**WORK ORDER**:
What you return should be every record, retyped without a single change.

----- PROVIDED INFORMATION

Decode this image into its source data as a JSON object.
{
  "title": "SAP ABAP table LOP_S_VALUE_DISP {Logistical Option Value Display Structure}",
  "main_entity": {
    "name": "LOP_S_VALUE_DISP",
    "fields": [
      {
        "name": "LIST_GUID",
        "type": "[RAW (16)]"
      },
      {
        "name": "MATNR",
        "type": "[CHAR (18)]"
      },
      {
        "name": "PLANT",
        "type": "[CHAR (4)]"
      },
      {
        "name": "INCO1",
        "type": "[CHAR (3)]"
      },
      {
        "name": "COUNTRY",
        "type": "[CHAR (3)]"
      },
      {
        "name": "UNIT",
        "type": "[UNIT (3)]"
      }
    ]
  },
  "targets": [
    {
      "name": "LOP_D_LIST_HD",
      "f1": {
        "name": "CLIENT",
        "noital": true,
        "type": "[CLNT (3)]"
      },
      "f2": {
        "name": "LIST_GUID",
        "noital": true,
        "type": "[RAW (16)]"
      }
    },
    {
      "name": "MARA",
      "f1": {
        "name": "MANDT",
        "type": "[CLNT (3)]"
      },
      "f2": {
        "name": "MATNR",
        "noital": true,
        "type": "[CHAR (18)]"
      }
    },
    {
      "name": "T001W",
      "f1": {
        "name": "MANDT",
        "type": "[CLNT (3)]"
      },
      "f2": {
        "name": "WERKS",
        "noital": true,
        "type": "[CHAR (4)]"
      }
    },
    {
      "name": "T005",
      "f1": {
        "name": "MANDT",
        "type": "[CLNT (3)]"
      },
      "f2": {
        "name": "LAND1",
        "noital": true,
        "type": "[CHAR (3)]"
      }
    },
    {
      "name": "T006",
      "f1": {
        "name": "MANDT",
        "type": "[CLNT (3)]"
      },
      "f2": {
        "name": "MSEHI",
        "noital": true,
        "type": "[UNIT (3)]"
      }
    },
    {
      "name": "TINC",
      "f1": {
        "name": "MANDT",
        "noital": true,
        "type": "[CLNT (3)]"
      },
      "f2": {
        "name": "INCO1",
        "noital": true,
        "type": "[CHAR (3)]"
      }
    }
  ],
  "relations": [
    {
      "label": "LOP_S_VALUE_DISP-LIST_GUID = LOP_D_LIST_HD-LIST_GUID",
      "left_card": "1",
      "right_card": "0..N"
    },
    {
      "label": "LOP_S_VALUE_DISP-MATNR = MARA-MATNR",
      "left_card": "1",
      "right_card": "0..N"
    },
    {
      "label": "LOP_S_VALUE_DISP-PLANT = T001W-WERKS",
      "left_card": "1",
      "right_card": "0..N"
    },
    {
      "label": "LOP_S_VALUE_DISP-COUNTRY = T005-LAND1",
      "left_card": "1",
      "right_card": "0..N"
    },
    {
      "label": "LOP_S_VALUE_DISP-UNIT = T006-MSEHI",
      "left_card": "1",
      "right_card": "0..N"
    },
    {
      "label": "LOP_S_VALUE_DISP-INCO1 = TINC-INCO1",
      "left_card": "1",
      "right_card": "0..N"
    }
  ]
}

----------

**REPLY**:
Decode this image into its source data as a JSON object.
{
  "title": "SAP ABAP table LOP_S_VALUE_DISP {Logistical Option Value Display Structure}",
  "main_entity": {
    "name": "LOP_S_VALUE_DISP",
    "fields": [
      {
        "name": "LIST_GUID",
        "type": "[RAW (16)]"
      },
      {
        "name": "MATNR",
        "type": "[CHAR (18)]"
      },
      {
        "name": "PLANT",
        "type": "[CHAR (4)]"
      },
      {
        "name": "INCO1",
        "type": "[CHAR (3)]"
      },
      {
        "name": "COUNTRY",
        "type": "[CHAR (3)]"
      },
      {
        "name": "UNIT",
        "type": "[UNIT (3)]"
      }
    ]
  },
  "targets": [
    {
      "name": "LOP_D_LIST_HD",
      "f1": {
        "name": "CLIENT",
        "noital": true,
        "type": "[CLNT (3)]"
      },
      "f2": {
        "name": "LIST_GUID",
        "noital": true,
        "type": "[RAW (16)]"
      }
    },
    {
      "name": "MARA",
      "f1": {
        "name": "MANDT",
        "type": "[CLNT (3)]"
      },
      "f2": {
        "name": "MATNR",
        "noital": true,
        "type": "[CHAR (18)]"
      }
    },
    {
      "name": "T001W",
      "f1": {
        "name": "MANDT",
        "type": "[CLNT (3)]"
      },
      "f2": {
        "name": "WERKS",
        "noital": true,
        "type": "[CHAR (4)]"
      }
    },
    {
      "name": "T005",
      "f1": {
        "name": "MANDT",
        "type": "[CLNT (3)]"
      },
      "f2": {
        "name": "LAND1",
        "noital": true,
        "type": "[CHAR (3)]"
      }
    },
    {
      "name": "T006",
      "f1": {
        "name": "MANDT",
        "type": "[CLNT (3)]"
      },
      "f2": {
        "name": "MSEHI",
        "noital": true,
        "type": "[UNIT (3)]"
      }
    },
    {
      "name": "TINC",
      "f1": {
        "name": "MANDT",
        "noital": true,
        "type": "[CLNT (3)]"
      },
      "f2": {
        "name": "INCO1",
        "noital": true,
        "type": "[CHAR (3)]"
      }
    }
  ],
  "relations": [
    {
      "label": "LOP_S_VALUE_DISP-LIST_GUID = LOP_D_LIST_HD-LIST_GUID",
      "left_card": "1",
      "right_card": "0..N"
    },
    {
      "label": "LOP_S_VALUE_DISP-MATNR = MARA-MATNR",
      "left_card": "1",
      "right_card": "0..N"
    },
    {
      "label": "LOP_S_VALUE_DISP-PLANT = T001W-WERKS",
      "left_card": "1",
      "right_card": "0..N"
    },
    {
      "label": "LOP_S_VALUE_DISP-COUNTRY = T005-LAND1",
      "left_card": "1",
      "right_card": "0..N"
    },
    {
      "label": "LOP_S_VALUE_DISP-UNIT = T006-MSEHI",
      "left_card": "1",
      "right_card": "0..N"
    },
    {
      "label": "LOP_S_VALUE_DISP-INCO1 = TINC-INCO1",
      "left_card": "1",
      "right_card": "0..N"
    }
  ]
}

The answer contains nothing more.